Thursday, December 31, 2009


By Günter Grass

I dreamed that I must take leave
of all the things that surrounded me
and cast their shadows: all those possessive
pronouns. And of the inventory, list
of diverse things found. Take leave
of the wearying odours,
smells, to keep me awake, of sweetness,
of bitterness, of sourness per se
and the peppercorn's fiery sharpness.
Take leave of time's ticktock, of Monday's annoyance,
Wednesday's shabby gains, of Sunday
and its treacheries, as soon as boredom sits down.
Take leave of all deadlines: of what in the future
is to be done.

I dreamed of every idea, whether stillborn
or live, of the sense that looks
for the sense behind sense,
and of the long-distance runner hope as well
I must take leave.

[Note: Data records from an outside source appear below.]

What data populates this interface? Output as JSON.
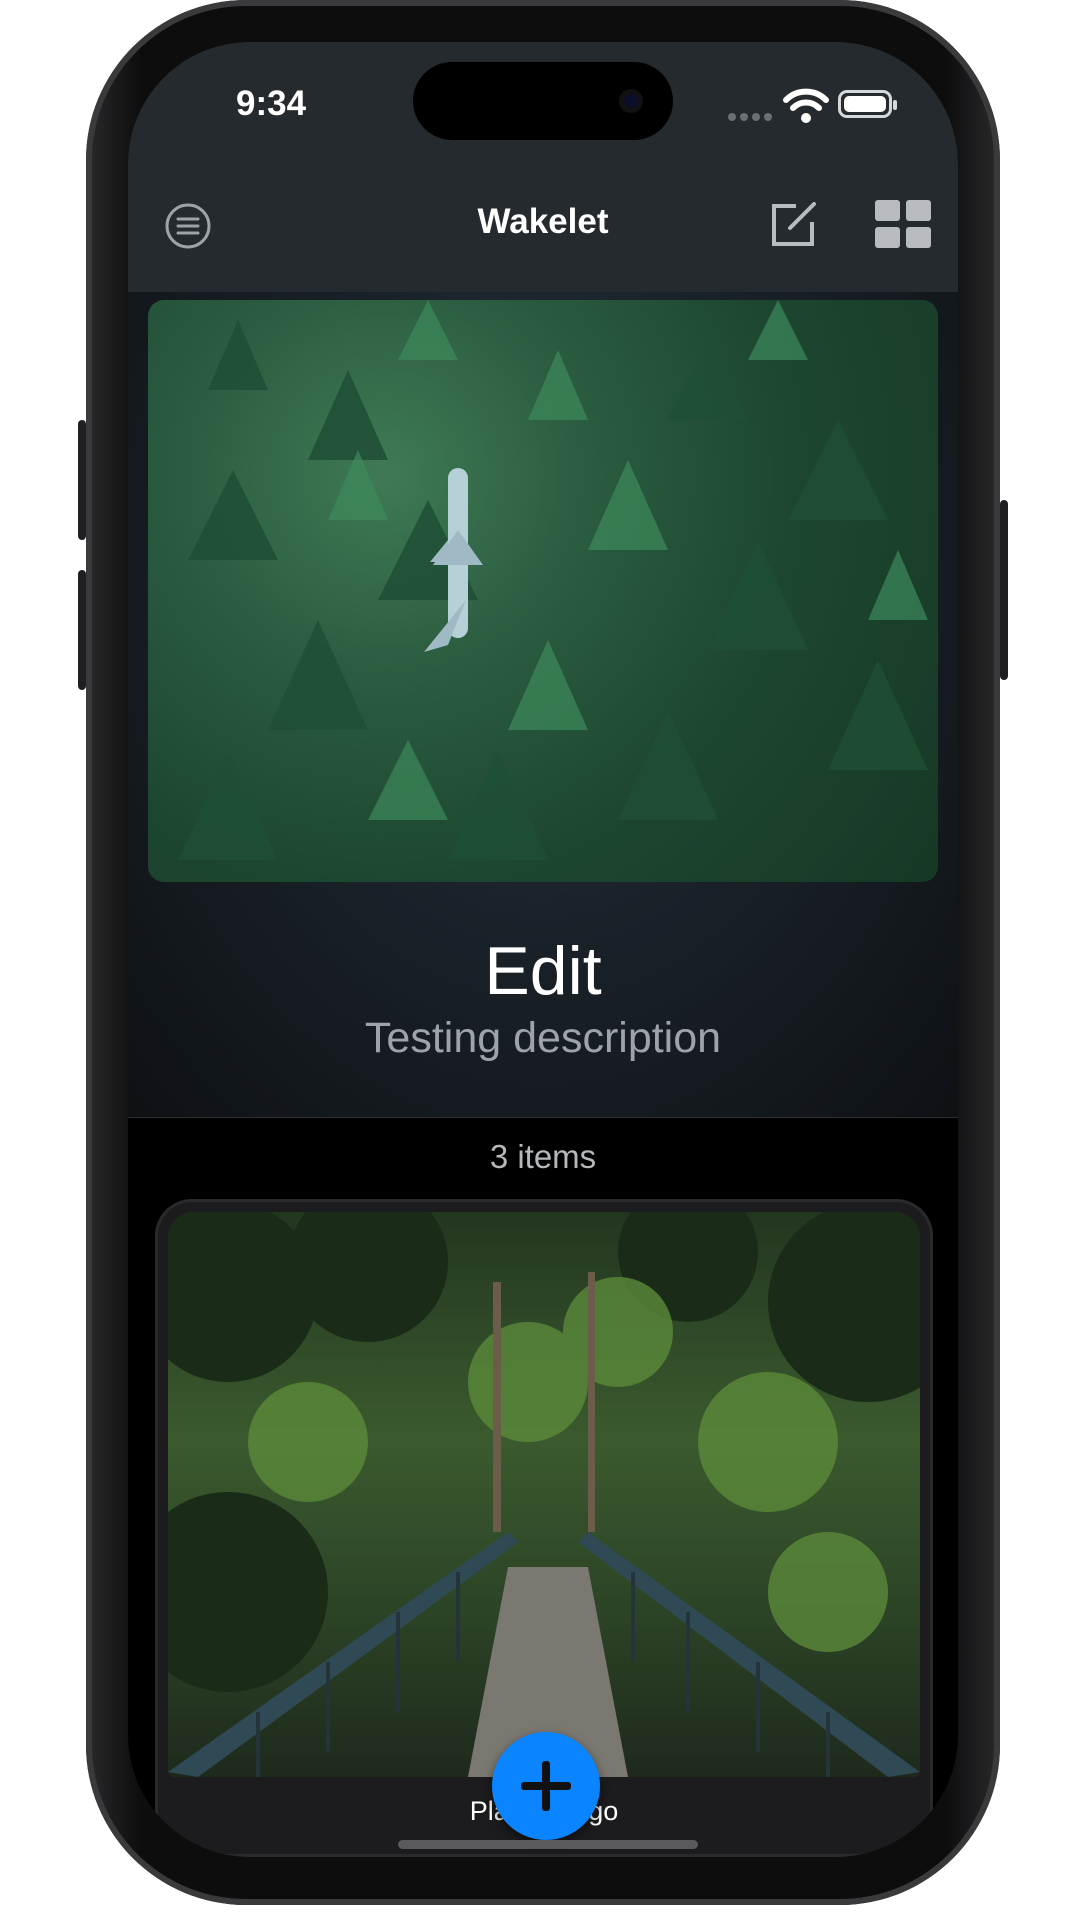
{
  "status_bar": {
    "time": "9:34"
  },
  "nav": {
    "title": "Wakelet"
  },
  "collection": {
    "title": "Edit",
    "description": "Testing description",
    "items_count": "3 items"
  },
  "card": {
    "caption": "Places to go"
  },
  "colors": {
    "accent": "#0a84ff",
    "nav_bg": "#242a2e",
    "card_bg": "#1c1c1e"
  },
  "icons": {
    "menu": "menu-icon",
    "edit": "compose-icon",
    "layout": "grid-icon",
    "add": "plus-icon"
  }
}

Take leave of the compound interest,
of saved-up fury, the proceeds of stored dreams,
of all that's written on paper, recalled as analogy
when horse and rider became a memorial. Take leave
of all the images men have made for themselves.
Take leave of the song, rhymed bellyaching, and of
voices that interweave, that six-part jubilation,
the fervour of instruments,
of God and Bach.

I dreamed that I must take leave
of bare branchwork,
of the words bud, blossom and fruit,
of the seasons that, sick of their moods,
insist on departure.
Early mist, late summer. Winter coat. Call out: April April!
say again autumn crocus and may tree,
drought frost thaw.
Run away from tracks in the snow. Perhaps
when I go the cherries will be ripe. Perhaps
the cuckoo will act mad and call. Once more
let peas jump green from their pods. Or the
dandelion clock: only now do I grasp what it wants.

I dreamed that of table, door and bed
I must take leave and put a strain on
table, door and bed, open them wide, test them in going.
My last schoolday: I spell out the names
of my friends and recite their telephone numbers: debts
are to be settled: last of all I write to my enemies
briefly: let bygones be bygones — or:
It wasn't worth quarelling over.
Suddenly I have time.
My eyes as though they'd been trained
in leavetaking, search horizons all around, the hills
behind the hills, the city
on either bank of the river,
as though what goes without saying
must be remembered preserved saved: given up, true, but still
palpable, wide-awake.

I dreamed that I must take leave
of you, you and you, of my insufficiency,
the residual self: what remained behind the comma
and for years ha rankled.
Take leave of the familiar strangeness we live with,
of the habits that politely justify themselves,
of the bonded and registered hatred between us. Nothing
was closer to me than your coldness. So much love recalled
with precise wrongness. In the end
everything had been seen to: safety pins galore.
Lastly, the leavetaking from your stories
that always look for the bulwark, the steamer
out of Stralsund, the city on fire,
laden with refugees;
take leave of my glassware that had shards in mind,
only shards at all times, shards
of itself. Not that:
no more headstands.

And no more pain, ever. Nothing
that expectation might run to meet. This end
is classroom stuff, stale. This leavetaking
was crammed for in courses. Just look how cheaply
secrets go naked! Betrayal pays out no cut-rate prices.
At last advantage cancels itself, evens out for us
the balance sheet,
reason triumphs for the last time,
all that has breath, all things that creep
or fly, all that had not yet
been thought and was to be perhaps,
at an end, on its way out.

But when I dreamed that I must
take leave at once of all creation
so that of no animal for which Noah once
built the ark there should be a redolence,
after the fish, the sheep and the hen
that all perished together with humankind,
I dreamed for myself one rat that gave birth to nine
and was blessed with a future.

From 'Selected Poems 1956-1993'
Translated by Michael Hamburger